Wendy Sefsaf, a spokeswoman for the D.C.-based Immigration Policy Center, which supports comprehensive immigration reform, commended the idea. “We don’t want to lose skilled workers after we’ve educated them. That’s crazy. Particularly when we’re talking about ways to stimulate the economy.”
Sefsaf said there’s long been concern on the part of immigration reform advocates to piecemeal out more politically palatable items, whether that be addressing the needs of highly-skilled workers, agricultural workers or college students.
But now, she said, “It’s hard to say what will happen in this new Congress and whether there will be more of an appetite for piecemeal. If Flake had the wind at his back and lots of people supporting him, we would bring to bear what we could to make those things happen.”
This issue covers recently filed lawsuits involving access to counsel at immigration interviews, abuse of minors in detention, and the border fence between the U.S. and Mexico. The newsletter also includes updates on the Duran Gonzales class action in the Ninth Circuit (involving 245(i) and I-212s), Matter of Blake litigation, and the class action suit to restore SSI benefits for refugees and asylees.
As Republicans in the Florida legislature move forward with immigration-enforcement bills, new data shows that the number of unauthorized immigrants in the United States has remained stable.
According to a report released on Monday by the Immigration Policy Center:
Recent estimates from the Pew Hispanic Center and the Department of Homeland Security (DHS) indicate that the number of unauthorized immigrants in the United States has remained unchanged at roughly 11 million since 2009. This comes after a two-year decline of approximately one million that corresponded closely to the most recent recession, which ran from December 2007 to June 2009.

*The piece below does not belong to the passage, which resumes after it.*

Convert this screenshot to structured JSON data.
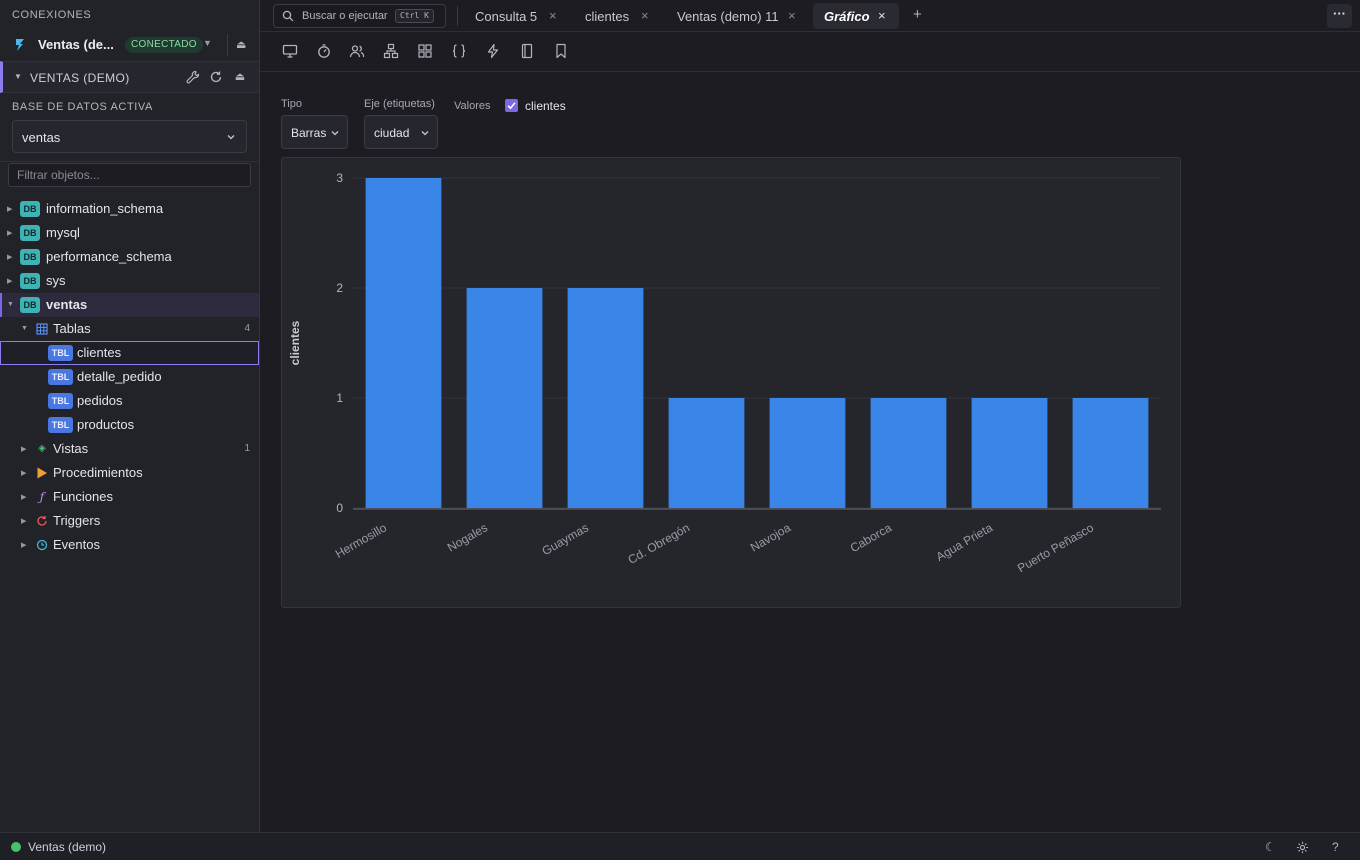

The report also shows that three-fifths of unauthorized immigrants have been in the United States for more than a decade, and that unauthorized immigrants already in the U. S. have approximately 5.5 million children. Around 1 million of those children are unauthorized immigrants, while the remaining 4.5 million are native-born U.S. citizens who have at least one unauthorized parent.
Nationwide, unauthorized immigrants represent about 28 percent of the total foreign-born population. Naturalized U.S. citizens make up about 37 percent and legal permanent residents 31 percent.
The data used by the Immigration Policy Center report indicates that Florida has the third highest unauthorized population in the U.S. (825,000).
Citing Pew Hispanic Center data, the report indicates that the current unauthorized population accounts for roughly 1-in-20 workers: around 5 percent of the U.S. labor force.
“Unauthorized immigrants who are already in the country have become integral to U.S. businesses, communities, and families,” according to the report.